As a teacher in a nearby town, and a mom of a soon-to-be Meriden kindergartner, this angers me. If it’s not about teachers, what message is sent to the hardworking teachers of this district when the Republicans oppose only the raises in these teacher contracts?
With the growing teacher shortage, it will be all too easy for the talented educators of this district to leave for a higher-paying one — something that hurts our kids, and the future of this city.
I am a mom and a teacher. I am also a taxpayer and a voter. Because of staggered terms, Councilor Carabetta is the only minority member who will be up for re-election this year. I am not sure if he plans to seek re-election, but if he does, I hope the voters of Area 4 remember this issue come November.
Our education system is one of the most valuable assets we have in this city. Supporting the education of our children starts with supporting the people who educate them — our teachers.
Thank you to the Democrats on the City Council who voted to show Meriden educators how valuable they are, how much we want them to stay here, and how much we appreciate all they do for our children.

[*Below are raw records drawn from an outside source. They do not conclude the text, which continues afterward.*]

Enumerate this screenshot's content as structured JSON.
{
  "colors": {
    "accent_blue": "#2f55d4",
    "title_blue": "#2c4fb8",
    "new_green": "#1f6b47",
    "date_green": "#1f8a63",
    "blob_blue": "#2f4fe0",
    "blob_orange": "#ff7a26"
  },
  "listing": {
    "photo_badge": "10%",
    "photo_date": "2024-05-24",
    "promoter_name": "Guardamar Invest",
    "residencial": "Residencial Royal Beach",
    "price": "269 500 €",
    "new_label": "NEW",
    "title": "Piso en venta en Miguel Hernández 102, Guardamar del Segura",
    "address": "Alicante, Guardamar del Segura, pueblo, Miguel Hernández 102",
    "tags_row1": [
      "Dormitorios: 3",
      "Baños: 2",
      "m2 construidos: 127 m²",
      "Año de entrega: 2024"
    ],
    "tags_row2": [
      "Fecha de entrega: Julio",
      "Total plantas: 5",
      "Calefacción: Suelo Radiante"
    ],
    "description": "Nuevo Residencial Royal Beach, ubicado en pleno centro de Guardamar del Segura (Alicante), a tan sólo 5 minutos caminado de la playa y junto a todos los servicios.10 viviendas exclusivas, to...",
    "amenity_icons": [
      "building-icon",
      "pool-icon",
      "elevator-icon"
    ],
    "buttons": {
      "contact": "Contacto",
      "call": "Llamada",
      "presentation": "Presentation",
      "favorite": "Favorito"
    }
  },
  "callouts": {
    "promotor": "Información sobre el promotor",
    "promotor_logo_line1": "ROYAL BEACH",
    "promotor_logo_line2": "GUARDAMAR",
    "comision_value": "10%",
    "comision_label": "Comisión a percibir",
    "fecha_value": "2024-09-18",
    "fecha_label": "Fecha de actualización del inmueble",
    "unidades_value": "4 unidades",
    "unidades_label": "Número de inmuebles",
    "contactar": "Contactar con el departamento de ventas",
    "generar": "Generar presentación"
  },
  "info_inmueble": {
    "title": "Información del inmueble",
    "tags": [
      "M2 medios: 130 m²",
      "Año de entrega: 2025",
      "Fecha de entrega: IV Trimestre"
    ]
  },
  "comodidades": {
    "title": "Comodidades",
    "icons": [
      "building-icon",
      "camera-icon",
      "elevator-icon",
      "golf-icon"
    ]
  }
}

Sarah Taylor, Meriden
I recommend moving Paul Krugman from the Opinion page to the Comics. It would greatly improve the quality of both.
Jeff Wolansky, WallingfordRoad work
About three months ago we received the final street surface for Glen View and Greenbrier roads. The paving turned out to be the chip coat process instead of the typical paving we all know. Within a couple of days after the final process was complete, a letter by a couple of our neighbors was distributed to all our neighbors complaining about the new road and encouraging a call to our town manager. Several of the neighbors complained, but were unpleasantly rebuked. Knowing that there was no way the city was going to rip up the road and install a paved road, I decided to write this letter after allowing for some months to pass to see if the road condition improved.
Despite the best efforts of the sweepers to remove the loose gravel, there is a never-ending supply. We had plows come by recently and the gravel is found 2 feet up on the lawns. From inside our house, you can tell a vehicle is going by because of the crunching of the tires on the surface of the road. Stones get caught in the tires and shoes, and are found at the edge of our driveways.
I have taught two grandchildren to ride a bike on this street, but the third will not be taught here. If a child went down on this surface, it would chew them up. I am disappointed that this surface was chosen for this road since this neighborhood has an increasing number of young families. While I understand that this surface is supposed to be cheaper and longer lasting, I still question its suitability in a residential neighborhood. Note: I do want to give credit to the city crew who installed the new drains prior to the road resurfacing.
Andre de la Chevrotiere, Meriden